You can create regular investment income through the purchase of an income-producing property. It might be a single-family detached home, apartment building, industrial warehouse, or even a storefront.
Whether you buy this property with a mortgage or cash, do your due diligence and conduct a financial evaluation. Rents need to be high enough to cover vacancies and expenses and still provide you with income.
To be successful, you’ll need to know what you’re getting into. That means buying the rental property at the right price, with the right financing, and understanding your rental market so you don’t lose money.
Along the way, keep account of all your costs and expenses and add them to your cost basis when you sell. This keeps your tax liability on capital gains as low as possible.
Buy into a crowdfunded real estate deal
Title III of the JOBS Act lets companies raise capital through online crowdfunding. That includes real estate developers. And, importantly, non-accredited investors can buy into some of those deals.
Crowdfunded real estate has a few stipulations, including limitations on how much you can invest in a 12-month span. If your income or net worth is below $107,000, the limit is:
- the greater of $2,200 or
- 5% of the lesser of the annual income or net worth.
If both your income and net worth are at least $107,000, the limit is 10% of your annual income or net worth, whichever is less, up to $107,000.

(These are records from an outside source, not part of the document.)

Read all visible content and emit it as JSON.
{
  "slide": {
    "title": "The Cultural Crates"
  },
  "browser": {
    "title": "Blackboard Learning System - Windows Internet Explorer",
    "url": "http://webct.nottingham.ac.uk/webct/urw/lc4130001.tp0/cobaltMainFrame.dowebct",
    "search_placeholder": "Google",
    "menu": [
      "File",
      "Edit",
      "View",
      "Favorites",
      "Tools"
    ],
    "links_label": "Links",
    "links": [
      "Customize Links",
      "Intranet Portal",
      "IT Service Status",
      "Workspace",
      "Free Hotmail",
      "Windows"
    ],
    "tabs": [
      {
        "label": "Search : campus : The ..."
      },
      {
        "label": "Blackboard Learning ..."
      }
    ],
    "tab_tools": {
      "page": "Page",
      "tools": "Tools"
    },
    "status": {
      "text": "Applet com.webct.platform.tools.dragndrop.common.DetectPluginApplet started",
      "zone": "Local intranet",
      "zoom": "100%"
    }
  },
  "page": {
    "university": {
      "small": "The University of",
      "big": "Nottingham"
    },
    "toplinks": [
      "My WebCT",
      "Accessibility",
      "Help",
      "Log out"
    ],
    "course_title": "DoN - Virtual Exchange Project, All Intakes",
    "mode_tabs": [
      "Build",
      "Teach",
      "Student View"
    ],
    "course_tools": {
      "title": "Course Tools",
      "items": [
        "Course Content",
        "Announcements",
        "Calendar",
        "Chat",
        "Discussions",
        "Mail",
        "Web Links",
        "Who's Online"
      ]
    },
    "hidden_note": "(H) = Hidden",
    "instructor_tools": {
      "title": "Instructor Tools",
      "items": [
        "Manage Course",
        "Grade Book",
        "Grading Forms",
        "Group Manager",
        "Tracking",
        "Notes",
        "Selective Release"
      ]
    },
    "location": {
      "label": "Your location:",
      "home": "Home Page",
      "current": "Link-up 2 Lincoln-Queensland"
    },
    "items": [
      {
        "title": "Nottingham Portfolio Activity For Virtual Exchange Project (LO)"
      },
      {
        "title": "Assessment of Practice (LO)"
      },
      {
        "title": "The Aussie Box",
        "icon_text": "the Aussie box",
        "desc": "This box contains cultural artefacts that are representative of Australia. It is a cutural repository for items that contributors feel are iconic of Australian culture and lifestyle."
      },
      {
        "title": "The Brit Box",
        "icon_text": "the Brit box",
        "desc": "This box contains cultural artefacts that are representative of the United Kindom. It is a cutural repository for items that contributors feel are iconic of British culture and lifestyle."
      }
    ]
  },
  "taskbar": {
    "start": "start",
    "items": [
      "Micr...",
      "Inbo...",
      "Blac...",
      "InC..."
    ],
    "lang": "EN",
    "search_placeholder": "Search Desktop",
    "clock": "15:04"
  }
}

Before you sign on, do some research to understand how you’ll make money. Is it an annualized return, a single cash-out, or through dividends? Fees charged by crowdfunding platforms can reduce your income and profits, so make sure to examine the offering documents carefully and understand the fees you'll pay.
There are many real estate crowdfunding sites to choose from with varying barriers to entry and niches. Some offer direct investment into individual deals, while others offer public non-traded REITs -- also known as eREITs -- that allow you to invest in a portfolio of properties.
Real estate crowdfunding sites backed by venture capital are under pressure to quickly show viability, progress, and income. Given that they're still new, you need to be cautious and choosy with your investments.
Just because your crowdfunded deal is publicly available doesn’t mean it's been properly or thoroughly vetted by the platform. It’s still on the individual investor to conduct his or her own due diligence. Make sure you understand the deal’s opportunities and potential downsides.
If the project requires an extensive fix-and-flip, it could go south if repairs go over budget or the developer over-leverages it with debt.
Just like with any other investment, it’s a good idea to diversify your crowdfunded holdings and expect to keep them a while.